From JSTOR Daily: "A minor irony of 1920 was that the Roman Catholic church canonized a teenage peasant girl it had burned back in 1431. This was the short-haired, armor-plated, sword-wielding, horse-riding, saint-voice-hearing, to-victory-leading Joan of Arc, French heroine of the Hundred Years War. The church deemed her a heretic, so the martyring proceeded. (She was posthumously declared innocent in 1456.) Today, Joan of Arc is one of the patron saints of France, but that’s not all. Within France, she is also a symbol of reactionary nationalism, venerated by the Far Right long before she was canonized. Outside France, though, Joan has been more of a heroine of feminism and androgyny, especially in Britain and the United States. So how did the late-medieval heretic turn into two very different symbols in modern times?"

Hobbyist archaeologists identify thousands of ancient sites in England

From The Guardian: "Bronze age burial mounds, Roman roads and deserted medieval villages are among almost 13,000 previously-unknown ancient sites and monuments that have been discovered by members of the public in recent months. Truck drivers and doctors are among more than 1,000 people who participated in Deep Time, a “citizen science project” which has harnessed the power of hobbyists to scour 512 sq km (200 sq miles) of Earth Observation data, including high-resolution satellite and lidar – laser technology – imagery. Participants were searching for ancient features across three distinct landscapes: an area of the Peak District spanning Derbyshire, West Yorkshire and South Yorkshire; Wallington in Northumberland; and Purbeck and Studland in Dorset. They have found 262 possible Bronze age barrows and three Roman roads."

Cooking show host finds a colourful way to suggest his co-host is insane
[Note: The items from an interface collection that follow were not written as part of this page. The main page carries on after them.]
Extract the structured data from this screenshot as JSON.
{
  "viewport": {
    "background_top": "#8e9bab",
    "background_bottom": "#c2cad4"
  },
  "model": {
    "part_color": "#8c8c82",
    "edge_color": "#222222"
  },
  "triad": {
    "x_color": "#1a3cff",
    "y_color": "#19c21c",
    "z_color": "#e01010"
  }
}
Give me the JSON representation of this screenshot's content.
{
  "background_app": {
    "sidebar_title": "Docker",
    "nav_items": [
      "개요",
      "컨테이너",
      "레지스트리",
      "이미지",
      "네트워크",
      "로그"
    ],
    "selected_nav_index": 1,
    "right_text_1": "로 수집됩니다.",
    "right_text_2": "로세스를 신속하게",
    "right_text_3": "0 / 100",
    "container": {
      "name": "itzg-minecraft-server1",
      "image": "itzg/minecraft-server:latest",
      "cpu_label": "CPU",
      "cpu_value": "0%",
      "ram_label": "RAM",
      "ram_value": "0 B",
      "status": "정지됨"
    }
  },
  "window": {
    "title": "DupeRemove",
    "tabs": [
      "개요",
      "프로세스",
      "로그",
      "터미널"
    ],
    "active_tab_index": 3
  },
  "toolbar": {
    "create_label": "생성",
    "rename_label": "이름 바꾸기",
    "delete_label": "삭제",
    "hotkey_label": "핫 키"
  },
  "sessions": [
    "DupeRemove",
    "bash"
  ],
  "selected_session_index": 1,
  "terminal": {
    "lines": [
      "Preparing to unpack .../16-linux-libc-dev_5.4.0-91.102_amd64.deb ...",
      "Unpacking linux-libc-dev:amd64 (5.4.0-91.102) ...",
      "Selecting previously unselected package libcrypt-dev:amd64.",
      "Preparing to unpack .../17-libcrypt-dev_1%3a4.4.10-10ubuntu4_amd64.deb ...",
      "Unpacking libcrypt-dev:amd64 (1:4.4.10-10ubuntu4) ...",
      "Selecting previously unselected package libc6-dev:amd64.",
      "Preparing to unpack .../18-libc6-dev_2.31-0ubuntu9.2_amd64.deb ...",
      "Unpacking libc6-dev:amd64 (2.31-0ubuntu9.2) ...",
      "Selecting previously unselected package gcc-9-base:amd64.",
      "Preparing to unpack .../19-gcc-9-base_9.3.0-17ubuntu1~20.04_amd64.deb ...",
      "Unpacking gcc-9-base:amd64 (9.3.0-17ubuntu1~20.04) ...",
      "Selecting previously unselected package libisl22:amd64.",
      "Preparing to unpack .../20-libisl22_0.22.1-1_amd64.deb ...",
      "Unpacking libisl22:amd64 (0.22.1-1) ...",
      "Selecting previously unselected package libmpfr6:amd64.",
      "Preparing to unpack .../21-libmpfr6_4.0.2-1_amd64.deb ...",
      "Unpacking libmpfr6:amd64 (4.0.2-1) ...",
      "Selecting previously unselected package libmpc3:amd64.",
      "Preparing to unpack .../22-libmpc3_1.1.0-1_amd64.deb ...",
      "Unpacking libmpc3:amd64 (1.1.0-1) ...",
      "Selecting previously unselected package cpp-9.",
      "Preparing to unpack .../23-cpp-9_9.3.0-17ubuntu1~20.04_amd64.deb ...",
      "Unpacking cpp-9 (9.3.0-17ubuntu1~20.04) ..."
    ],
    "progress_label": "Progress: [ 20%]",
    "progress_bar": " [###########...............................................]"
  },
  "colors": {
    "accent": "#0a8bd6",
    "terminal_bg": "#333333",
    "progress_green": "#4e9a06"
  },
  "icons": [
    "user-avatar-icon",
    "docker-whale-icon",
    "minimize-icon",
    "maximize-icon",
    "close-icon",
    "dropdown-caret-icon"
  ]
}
Acknowledgements: I find a lot of these links myself, but I also get some from other newsletters that I rely on as "serendipity engines," such as The Morning News from Rosecrans Baldwin and Andrew Womack, Jodi Ettenberg's Curious About Everything, Dan Lewis's Now I Know, Robert Cottrell and Caroline Crampton's The Browser, Clive Thompson's Linkfest, Noah Brier and Colin Nagy's Why Is This Interesting, Maria Popova's The Marginalian, Sheehan Quirke AKA The Cultural Tutor, the Smithsonian magazine, and JSTOR Daily. If you come across something interesting that you think should be included here, please feel free to email me at mathew @ mathewingram dot com